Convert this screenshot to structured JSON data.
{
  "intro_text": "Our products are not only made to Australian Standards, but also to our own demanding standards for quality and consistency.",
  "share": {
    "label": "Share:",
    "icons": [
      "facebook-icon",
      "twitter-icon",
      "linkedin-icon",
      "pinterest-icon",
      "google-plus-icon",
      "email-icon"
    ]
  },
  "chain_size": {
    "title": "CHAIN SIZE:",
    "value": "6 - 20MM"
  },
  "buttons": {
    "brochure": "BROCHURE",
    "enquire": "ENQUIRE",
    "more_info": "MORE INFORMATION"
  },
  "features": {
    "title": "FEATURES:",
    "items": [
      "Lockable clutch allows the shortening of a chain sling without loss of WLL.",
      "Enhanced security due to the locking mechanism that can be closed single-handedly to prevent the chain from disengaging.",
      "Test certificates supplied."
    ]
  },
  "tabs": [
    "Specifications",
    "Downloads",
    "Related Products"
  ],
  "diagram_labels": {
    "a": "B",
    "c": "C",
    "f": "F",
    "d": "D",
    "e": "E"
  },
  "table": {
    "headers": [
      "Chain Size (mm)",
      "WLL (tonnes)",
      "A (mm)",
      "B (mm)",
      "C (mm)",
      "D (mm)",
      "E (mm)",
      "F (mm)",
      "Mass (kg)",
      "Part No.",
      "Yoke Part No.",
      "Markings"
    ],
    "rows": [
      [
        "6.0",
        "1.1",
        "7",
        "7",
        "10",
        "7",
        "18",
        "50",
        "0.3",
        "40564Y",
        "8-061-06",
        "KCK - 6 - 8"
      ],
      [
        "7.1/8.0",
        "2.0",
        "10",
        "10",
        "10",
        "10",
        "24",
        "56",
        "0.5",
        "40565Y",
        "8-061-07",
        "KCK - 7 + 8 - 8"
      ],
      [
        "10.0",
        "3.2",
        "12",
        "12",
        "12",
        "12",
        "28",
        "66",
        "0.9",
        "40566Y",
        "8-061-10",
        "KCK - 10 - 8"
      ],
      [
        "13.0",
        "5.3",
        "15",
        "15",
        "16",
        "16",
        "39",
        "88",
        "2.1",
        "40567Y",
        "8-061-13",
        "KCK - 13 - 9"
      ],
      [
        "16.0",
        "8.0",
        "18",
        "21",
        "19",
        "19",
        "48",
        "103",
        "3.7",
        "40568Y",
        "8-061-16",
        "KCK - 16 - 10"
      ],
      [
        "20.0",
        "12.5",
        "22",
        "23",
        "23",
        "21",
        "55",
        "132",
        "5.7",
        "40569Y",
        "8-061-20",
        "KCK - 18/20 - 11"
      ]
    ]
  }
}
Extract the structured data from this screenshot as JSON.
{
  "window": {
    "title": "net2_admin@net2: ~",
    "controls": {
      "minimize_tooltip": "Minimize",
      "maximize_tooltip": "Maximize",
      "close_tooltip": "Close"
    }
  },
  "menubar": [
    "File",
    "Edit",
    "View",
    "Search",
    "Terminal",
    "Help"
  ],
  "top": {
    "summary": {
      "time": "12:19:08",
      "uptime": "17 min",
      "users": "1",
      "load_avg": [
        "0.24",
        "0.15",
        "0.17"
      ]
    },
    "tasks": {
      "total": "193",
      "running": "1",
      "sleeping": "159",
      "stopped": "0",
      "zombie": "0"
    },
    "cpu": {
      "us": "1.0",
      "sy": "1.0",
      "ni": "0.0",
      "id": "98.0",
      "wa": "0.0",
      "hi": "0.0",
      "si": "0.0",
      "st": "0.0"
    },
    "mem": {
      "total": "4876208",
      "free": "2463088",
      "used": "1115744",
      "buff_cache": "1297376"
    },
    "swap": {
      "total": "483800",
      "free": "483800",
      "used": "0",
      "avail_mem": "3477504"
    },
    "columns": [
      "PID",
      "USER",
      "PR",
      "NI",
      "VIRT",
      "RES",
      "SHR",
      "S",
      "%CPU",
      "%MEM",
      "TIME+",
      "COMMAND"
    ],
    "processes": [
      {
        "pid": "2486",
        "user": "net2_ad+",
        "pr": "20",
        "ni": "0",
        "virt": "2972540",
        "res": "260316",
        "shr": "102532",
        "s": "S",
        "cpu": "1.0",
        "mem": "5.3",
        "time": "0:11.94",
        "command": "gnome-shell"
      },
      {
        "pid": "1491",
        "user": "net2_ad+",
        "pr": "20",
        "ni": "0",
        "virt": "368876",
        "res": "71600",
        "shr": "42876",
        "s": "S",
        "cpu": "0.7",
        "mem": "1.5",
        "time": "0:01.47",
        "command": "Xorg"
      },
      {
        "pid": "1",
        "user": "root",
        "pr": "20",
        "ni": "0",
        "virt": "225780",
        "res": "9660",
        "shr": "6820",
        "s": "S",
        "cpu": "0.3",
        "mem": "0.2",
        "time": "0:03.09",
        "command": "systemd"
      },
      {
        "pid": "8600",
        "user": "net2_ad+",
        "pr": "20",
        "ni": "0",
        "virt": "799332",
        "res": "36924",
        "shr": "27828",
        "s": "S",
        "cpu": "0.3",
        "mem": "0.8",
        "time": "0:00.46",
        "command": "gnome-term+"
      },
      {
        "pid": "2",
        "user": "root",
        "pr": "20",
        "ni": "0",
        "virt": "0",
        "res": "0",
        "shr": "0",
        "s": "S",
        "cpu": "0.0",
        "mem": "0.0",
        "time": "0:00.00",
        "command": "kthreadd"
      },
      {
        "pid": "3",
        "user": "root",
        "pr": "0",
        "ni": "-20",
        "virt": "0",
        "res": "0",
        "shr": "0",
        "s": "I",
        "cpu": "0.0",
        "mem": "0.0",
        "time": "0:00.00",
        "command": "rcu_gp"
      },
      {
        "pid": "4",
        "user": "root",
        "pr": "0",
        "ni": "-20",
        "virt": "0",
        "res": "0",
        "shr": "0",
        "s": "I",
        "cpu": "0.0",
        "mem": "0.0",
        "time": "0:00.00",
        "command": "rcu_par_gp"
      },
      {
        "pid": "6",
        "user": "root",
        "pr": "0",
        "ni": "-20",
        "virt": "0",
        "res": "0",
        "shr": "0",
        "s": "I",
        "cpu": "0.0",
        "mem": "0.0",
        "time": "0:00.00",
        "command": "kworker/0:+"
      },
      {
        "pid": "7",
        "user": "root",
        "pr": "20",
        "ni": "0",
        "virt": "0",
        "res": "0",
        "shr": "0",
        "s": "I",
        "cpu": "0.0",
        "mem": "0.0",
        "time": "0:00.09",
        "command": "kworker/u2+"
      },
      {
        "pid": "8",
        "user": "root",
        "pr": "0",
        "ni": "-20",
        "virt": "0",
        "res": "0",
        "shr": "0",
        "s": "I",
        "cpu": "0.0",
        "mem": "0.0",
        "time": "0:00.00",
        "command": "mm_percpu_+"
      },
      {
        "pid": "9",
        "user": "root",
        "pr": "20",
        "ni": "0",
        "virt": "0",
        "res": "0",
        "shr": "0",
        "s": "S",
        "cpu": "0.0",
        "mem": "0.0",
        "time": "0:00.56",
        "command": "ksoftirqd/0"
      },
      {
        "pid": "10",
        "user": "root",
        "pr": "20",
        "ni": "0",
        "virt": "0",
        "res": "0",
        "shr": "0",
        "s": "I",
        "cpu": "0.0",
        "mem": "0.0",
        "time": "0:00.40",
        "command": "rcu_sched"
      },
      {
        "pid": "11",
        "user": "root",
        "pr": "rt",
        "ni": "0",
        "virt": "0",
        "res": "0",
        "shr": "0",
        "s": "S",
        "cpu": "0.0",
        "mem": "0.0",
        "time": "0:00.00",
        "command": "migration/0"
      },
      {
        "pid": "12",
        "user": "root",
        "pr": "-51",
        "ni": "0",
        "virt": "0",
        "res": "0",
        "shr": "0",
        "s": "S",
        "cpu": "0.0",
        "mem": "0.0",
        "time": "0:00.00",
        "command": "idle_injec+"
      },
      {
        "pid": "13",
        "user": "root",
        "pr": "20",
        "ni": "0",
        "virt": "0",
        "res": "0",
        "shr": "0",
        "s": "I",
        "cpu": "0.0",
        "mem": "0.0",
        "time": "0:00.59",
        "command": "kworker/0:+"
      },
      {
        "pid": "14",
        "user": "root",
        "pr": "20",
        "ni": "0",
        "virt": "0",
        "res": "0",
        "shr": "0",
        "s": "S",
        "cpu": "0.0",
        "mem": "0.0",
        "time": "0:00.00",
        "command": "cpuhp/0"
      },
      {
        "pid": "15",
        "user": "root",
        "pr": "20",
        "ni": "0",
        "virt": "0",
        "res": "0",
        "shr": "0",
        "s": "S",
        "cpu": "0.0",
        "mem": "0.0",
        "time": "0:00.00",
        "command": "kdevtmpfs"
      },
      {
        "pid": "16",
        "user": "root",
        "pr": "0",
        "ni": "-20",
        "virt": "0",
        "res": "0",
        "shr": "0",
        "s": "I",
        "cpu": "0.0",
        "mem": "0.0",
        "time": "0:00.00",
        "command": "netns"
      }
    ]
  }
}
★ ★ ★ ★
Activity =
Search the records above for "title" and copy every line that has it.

The answer =
    "title": "CHAIN SIZE:",
    "title": "FEATURES:",
    "title": "net2_admin@net2: ~",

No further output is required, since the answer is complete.